→ YOUR TASK
Nothing but a number should be given: the count of lines in the data that include the string "Miniport".

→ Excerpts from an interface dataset

*****

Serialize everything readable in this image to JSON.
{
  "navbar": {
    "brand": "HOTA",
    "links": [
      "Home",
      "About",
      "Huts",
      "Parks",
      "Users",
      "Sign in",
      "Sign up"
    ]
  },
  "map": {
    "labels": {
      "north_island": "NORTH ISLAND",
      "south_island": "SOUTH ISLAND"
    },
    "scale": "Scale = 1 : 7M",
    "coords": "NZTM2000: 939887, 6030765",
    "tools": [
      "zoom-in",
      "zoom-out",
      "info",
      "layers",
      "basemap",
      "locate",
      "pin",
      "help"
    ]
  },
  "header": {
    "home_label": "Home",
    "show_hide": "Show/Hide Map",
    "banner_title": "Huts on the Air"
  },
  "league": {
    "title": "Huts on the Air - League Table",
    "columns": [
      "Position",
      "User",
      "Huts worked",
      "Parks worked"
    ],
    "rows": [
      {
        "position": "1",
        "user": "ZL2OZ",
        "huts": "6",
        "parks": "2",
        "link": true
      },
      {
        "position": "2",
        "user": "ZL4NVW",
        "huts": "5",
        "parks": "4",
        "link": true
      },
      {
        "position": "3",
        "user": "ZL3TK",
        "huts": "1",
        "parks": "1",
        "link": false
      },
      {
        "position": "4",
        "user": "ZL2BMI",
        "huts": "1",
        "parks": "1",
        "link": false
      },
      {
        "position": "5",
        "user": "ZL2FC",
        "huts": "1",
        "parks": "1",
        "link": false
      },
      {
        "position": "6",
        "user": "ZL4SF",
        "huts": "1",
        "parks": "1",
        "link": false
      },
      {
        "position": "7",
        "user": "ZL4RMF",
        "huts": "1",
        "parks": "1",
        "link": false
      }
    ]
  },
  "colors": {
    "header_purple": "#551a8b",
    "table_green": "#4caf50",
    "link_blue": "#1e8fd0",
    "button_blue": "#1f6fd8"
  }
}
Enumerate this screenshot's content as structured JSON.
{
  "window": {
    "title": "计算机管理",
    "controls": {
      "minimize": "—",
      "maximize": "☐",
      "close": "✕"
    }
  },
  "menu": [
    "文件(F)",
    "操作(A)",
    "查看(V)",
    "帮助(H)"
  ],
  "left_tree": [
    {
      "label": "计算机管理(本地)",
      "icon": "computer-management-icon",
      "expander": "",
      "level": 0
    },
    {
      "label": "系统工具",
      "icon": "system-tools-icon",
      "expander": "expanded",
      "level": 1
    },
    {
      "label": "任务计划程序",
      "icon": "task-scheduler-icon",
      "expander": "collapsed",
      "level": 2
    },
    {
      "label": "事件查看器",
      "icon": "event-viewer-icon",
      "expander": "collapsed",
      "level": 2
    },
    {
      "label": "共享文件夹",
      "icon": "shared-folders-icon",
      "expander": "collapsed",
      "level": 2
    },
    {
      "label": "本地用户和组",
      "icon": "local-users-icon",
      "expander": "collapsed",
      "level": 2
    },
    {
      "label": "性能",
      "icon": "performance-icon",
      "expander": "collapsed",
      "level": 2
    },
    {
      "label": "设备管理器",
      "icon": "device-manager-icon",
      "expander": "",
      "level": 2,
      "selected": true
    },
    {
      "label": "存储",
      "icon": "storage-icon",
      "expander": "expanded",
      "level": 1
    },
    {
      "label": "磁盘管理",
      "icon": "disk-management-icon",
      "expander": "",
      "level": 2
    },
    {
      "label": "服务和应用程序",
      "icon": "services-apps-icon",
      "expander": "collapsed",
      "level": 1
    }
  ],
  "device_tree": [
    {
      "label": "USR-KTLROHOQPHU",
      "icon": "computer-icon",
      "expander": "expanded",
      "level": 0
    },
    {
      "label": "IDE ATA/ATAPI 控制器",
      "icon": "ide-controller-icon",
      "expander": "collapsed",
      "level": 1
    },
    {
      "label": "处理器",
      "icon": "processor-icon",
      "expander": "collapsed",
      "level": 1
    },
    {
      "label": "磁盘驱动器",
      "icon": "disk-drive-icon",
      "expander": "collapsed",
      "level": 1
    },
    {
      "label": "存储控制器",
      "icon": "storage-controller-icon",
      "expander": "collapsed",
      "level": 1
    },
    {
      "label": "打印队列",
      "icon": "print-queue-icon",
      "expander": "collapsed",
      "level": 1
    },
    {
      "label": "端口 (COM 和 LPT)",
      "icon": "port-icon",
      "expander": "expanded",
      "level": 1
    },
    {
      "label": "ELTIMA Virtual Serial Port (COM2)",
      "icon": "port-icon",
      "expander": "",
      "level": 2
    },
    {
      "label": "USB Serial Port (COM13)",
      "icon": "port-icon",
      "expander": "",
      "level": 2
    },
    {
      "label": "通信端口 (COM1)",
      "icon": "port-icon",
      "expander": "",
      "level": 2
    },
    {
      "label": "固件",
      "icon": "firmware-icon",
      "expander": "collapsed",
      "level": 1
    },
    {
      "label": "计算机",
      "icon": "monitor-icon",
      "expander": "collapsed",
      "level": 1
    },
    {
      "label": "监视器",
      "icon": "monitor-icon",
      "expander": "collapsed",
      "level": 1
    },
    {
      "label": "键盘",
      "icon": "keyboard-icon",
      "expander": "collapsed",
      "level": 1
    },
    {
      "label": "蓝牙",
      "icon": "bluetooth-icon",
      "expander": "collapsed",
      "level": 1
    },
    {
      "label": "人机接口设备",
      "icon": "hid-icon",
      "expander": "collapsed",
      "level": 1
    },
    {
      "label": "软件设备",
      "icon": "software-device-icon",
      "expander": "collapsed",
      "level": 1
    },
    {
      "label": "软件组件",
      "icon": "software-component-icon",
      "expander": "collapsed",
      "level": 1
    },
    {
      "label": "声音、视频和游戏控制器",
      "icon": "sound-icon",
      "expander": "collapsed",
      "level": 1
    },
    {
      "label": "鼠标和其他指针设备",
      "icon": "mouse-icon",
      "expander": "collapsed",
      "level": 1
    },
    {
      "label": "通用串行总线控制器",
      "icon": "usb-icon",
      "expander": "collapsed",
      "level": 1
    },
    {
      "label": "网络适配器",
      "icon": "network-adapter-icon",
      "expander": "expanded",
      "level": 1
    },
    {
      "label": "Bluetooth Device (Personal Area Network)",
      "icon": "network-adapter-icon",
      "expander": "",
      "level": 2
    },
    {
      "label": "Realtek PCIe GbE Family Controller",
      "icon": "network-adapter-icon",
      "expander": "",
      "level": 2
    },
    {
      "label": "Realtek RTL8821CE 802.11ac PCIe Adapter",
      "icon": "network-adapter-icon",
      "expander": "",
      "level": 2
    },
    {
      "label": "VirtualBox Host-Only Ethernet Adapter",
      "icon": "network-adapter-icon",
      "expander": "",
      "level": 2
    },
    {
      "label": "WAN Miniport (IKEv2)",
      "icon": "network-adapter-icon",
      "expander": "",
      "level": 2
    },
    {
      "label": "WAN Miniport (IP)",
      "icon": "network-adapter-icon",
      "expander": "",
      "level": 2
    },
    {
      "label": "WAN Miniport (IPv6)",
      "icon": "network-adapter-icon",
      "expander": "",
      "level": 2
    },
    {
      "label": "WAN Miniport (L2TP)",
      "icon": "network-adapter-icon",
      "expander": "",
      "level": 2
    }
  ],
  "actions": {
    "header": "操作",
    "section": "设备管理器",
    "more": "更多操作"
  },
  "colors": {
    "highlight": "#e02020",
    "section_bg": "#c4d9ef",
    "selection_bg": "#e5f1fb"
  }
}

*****

→ RESULT
4